**Record excerpts**
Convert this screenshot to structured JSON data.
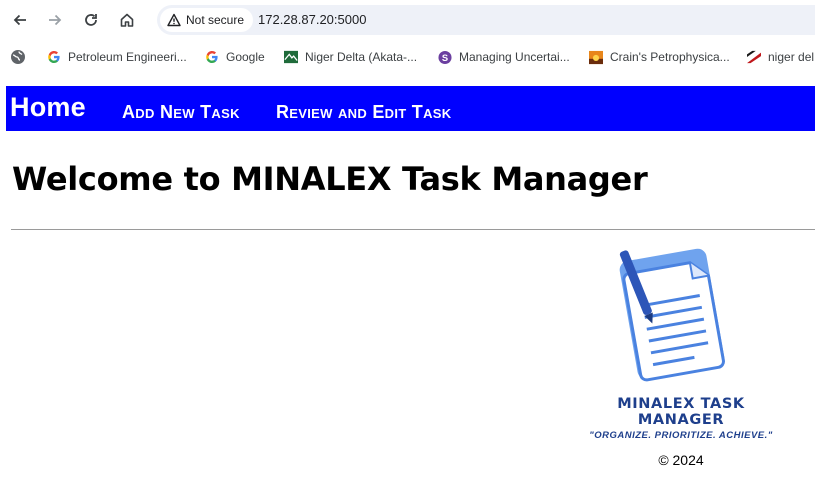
{
  "browser": {
    "security_label": "Not secure",
    "url": "172.28.87.20:5000",
    "bookmarks": [
      {
        "label": "Petroleum Engineeri...",
        "icon": "google-g-icon"
      },
      {
        "label": "Google",
        "icon": "google-g-icon"
      },
      {
        "label": "Niger Delta (Akata-...",
        "icon": "site-icon"
      },
      {
        "label": "Managing Uncertai...",
        "icon": "purple-s-icon"
      },
      {
        "label": "Crain's Petrophysica...",
        "icon": "sunset-icon"
      },
      {
        "label": "niger del",
        "icon": "flag-icon"
      }
    ]
  },
  "navbar": {
    "home": "Home",
    "add_task": "Add New Task",
    "review_task": "Review and Edit Task",
    "bg_color": "#0000ff"
  },
  "main": {
    "title": "Welcome to MINALEX Task Manager"
  },
  "logo": {
    "name": "MINALEX TASK MANAGER",
    "tagline": "\"ORGANIZE. PRIORITIZE. ACHIEVE.\""
  },
  "footer": {
    "copyright": "© 2024"
  }
}
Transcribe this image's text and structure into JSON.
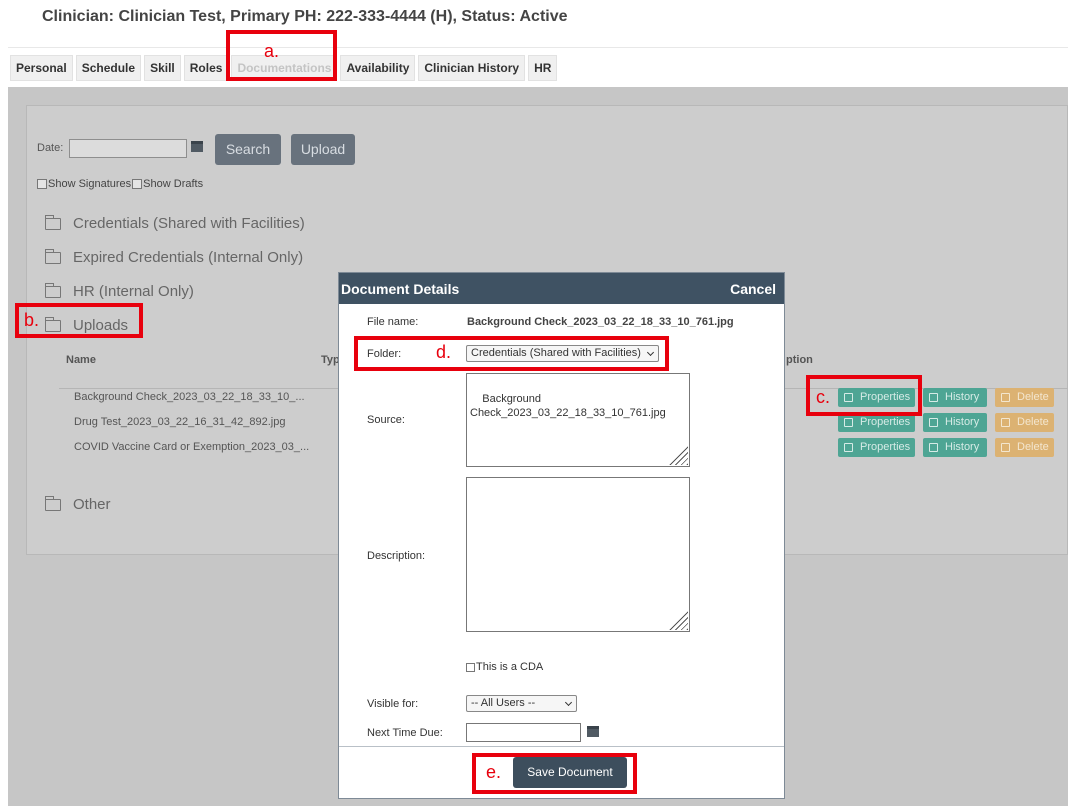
{
  "header": {
    "title": "Clinician: Clinician Test, Primary PH: 222-333-4444 (H), Status: Active"
  },
  "tabs": [
    "Personal",
    "Schedule",
    "Skill",
    "Roles",
    "Documentations",
    "Availability",
    "Clinician History",
    "HR"
  ],
  "filters": {
    "date_label": "Date:",
    "date_value": "",
    "search_label": "Search",
    "upload_label": "Upload",
    "show_signatures": "Show Signatures",
    "show_drafts": "Show Drafts"
  },
  "folders": [
    "Credentials (Shared with Facilities)",
    "Expired Credentials (Internal Only)",
    "HR (Internal Only)",
    "Uploads",
    "Other"
  ],
  "table": {
    "headers": {
      "name": "Name",
      "type": "Typ",
      "description": "ption"
    },
    "rows": [
      "Background Check_2023_03_22_18_33_10_...",
      "Drug Test_2023_03_22_16_31_42_892.jpg",
      "COVID Vaccine Card or Exemption_2023_03_..."
    ],
    "actions": {
      "properties": "Properties",
      "history": "History",
      "delete": "Delete"
    }
  },
  "modal": {
    "title": "Document Details",
    "cancel": "Cancel",
    "file_name_label": "File name:",
    "file_name": "Background Check_2023_03_22_18_33_10_761.jpg",
    "folder_label": "Folder:",
    "folder_value": "Credentials (Shared with Facilities)",
    "source_label": "Source:",
    "source_value": "Background\nCheck_2023_03_22_18_33_10_761.jpg",
    "description_label": "Description:",
    "description_value": "",
    "cda_label": "This is a CDA",
    "visible_label": "Visible for:",
    "visible_value": "-- All Users --",
    "next_due_label": "Next Time Due:",
    "save_label": "Save Document"
  },
  "annotations": {
    "a": "a.",
    "b": "b.",
    "c": "c.",
    "d": "d.",
    "e": "e."
  },
  "colors": {
    "modal_header": "#3f5263",
    "action_green": "#4ea594",
    "action_orange": "#dcb272",
    "annotation_red": "#e8000d"
  }
}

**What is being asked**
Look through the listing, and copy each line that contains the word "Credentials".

**Result of this task**
    "Credentials (Shared with Facilities)",
    "Expired Credentials (Internal Only)",
    "folder_value": "Credentials (Shared with Facilities)",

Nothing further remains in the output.